▸ **Given data**
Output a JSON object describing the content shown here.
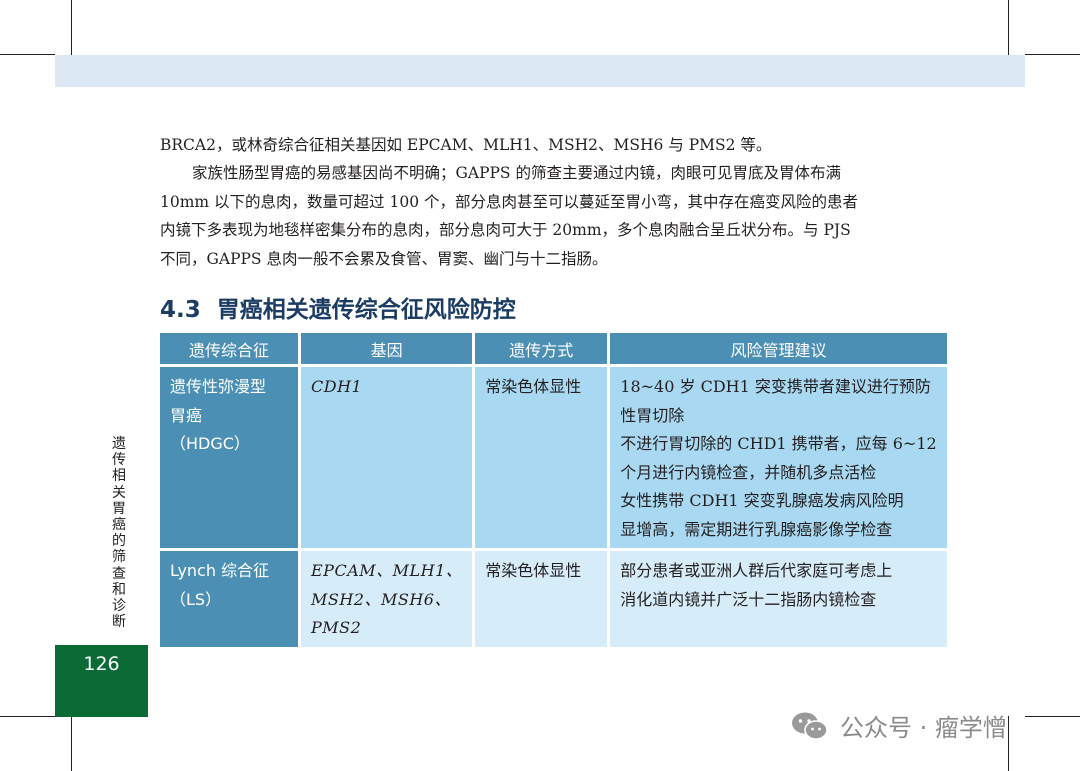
{
  "body_text": {
    "line1": "BRCA2，或林奇综合征相关基因如 EPCAM、MLH1、MSH2、MSH6 与 PMS2 等。",
    "paragraph_lines": [
      "家族性肠型胃癌的易感基因尚不明确；GAPPS 的筛查主要通过内镜，肉眼可见胃底及胃体布满",
      "10mm 以下的息肉，数量可超过 100 个，部分息肉甚至可以蔓延至胃小弯，其中存在癌变风险的患者",
      "内镜下多表现为地毯样密集分布的息肉，部分息肉可大于 20mm，多个息肉融合呈丘状分布。与 PJS",
      "不同，GAPPS 息肉一般不会累及食管、胃窦、幽门与十二指肠。"
    ]
  },
  "section": {
    "number": "4.3",
    "title": "胃癌相关遗传综合征风险防控"
  },
  "table": {
    "headers": [
      "遗传综合征",
      "基因",
      "遗传方式",
      "风险管理建议"
    ],
    "rows": [
      {
        "syndrome_lines": [
          "遗传性弥漫型",
          "胃癌",
          "（HDGC）"
        ],
        "gene_lines": [
          "CDH1"
        ],
        "inheritance": "常染色体显性",
        "advice_lines": [
          "18~40 岁 CDH1 突变携带者建议进行预防",
          "性胃切除",
          "不进行胃切除的 CHD1 携带者，应每 6~12",
          "个月进行内镜检查，并随机多点活检",
          "女性携带 CDH1 突变乳腺癌发病风险明",
          "显增高，需定期进行乳腺癌影像学检查"
        ]
      },
      {
        "syndrome_lines": [
          "Lynch 综合征",
          "（LS）"
        ],
        "gene_lines": [
          "EPCAM、MLH1、",
          "MSH2、MSH6、",
          "PMS2"
        ],
        "inheritance": "常染色体显性",
        "advice_lines": [
          "部分患者或亚洲人群后代家庭可考虑上",
          "消化道内镜并广泛十二指肠内镜检查"
        ]
      }
    ]
  },
  "side_label": [
    "遗",
    "传",
    "相",
    "关",
    "胃",
    "癌",
    "的",
    "筛",
    "查",
    "和",
    "诊",
    "断"
  ],
  "page_number": "126",
  "watermark": {
    "text": "公众号 · 瘤学憎",
    "icon": "wechat-icon"
  },
  "colors": {
    "header_blue": "#4b90b4",
    "row1_light": "#a9d9f2",
    "row2_light": "#d6ecf8",
    "title_navy": "#1c3d63",
    "page_green": "#0b6b34",
    "band": "#dce9f5"
  }
}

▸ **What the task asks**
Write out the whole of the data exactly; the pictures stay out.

▸ **Solution below**
Output a JSON object describing the content shown here.
{
  "body_text": {
    "line1": "BRCA2，或林奇综合征相关基因如 EPCAM、MLH1、MSH2、MSH6 与 PMS2 等。",
    "paragraph_lines": [
      "家族性肠型胃癌的易感基因尚不明确；GAPPS 的筛查主要通过内镜，肉眼可见胃底及胃体布满",
      "10mm 以下的息肉，数量可超过 100 个，部分息肉甚至可以蔓延至胃小弯，其中存在癌变风险的患者",
      "内镜下多表现为地毯样密集分布的息肉，部分息肉可大于 20mm，多个息肉融合呈丘状分布。与 PJS",
      "不同，GAPPS 息肉一般不会累及食管、胃窦、幽门与十二指肠。"
    ]
  },
  "section": {
    "number": "4.3",
    "title": "胃癌相关遗传综合征风险防控"
  },
  "table": {
    "headers": [
      "遗传综合征",
      "基因",
      "遗传方式",
      "风险管理建议"
    ],
    "rows": [
      {
        "syndrome_lines": [
          "遗传性弥漫型",
          "胃癌",
          "（HDGC）"
        ],
        "gene_lines": [
          "CDH1"
        ],
        "inheritance": "常染色体显性",
        "advice_lines": [
          "18~40 岁 CDH1 突变携带者建议进行预防",
          "性胃切除",
          "不进行胃切除的 CHD1 携带者，应每 6~12",
          "个月进行内镜检查，并随机多点活检",
          "女性携带 CDH1 突变乳腺癌发病风险明",
          "显增高，需定期进行乳腺癌影像学检查"
        ]
      },
      {
        "syndrome_lines": [
          "Lynch 综合征",
          "（LS）"
        ],
        "gene_lines": [
          "EPCAM、MLH1、",
          "MSH2、MSH6、",
          "PMS2"
        ],
        "inheritance": "常染色体显性",
        "advice_lines": [
          "部分患者或亚洲人群后代家庭可考虑上",
          "消化道内镜并广泛十二指肠内镜检查"
        ]
      }
    ]
  },
  "side_label": [
    "遗",
    "传",
    "相",
    "关",
    "胃",
    "癌",
    "的",
    "筛",
    "查",
    "和",
    "诊",
    "断"
  ],
  "page_number": "126",
  "watermark": {
    "text": "公众号 · 瘤学憎",
    "icon": "wechat-icon"
  },
  "colors": {
    "header_blue": "#4b90b4",
    "row1_light": "#a9d9f2",
    "row2_light": "#d6ecf8",
    "title_navy": "#1c3d63",
    "page_green": "#0b6b34",
    "band": "#dce9f5"
  }
}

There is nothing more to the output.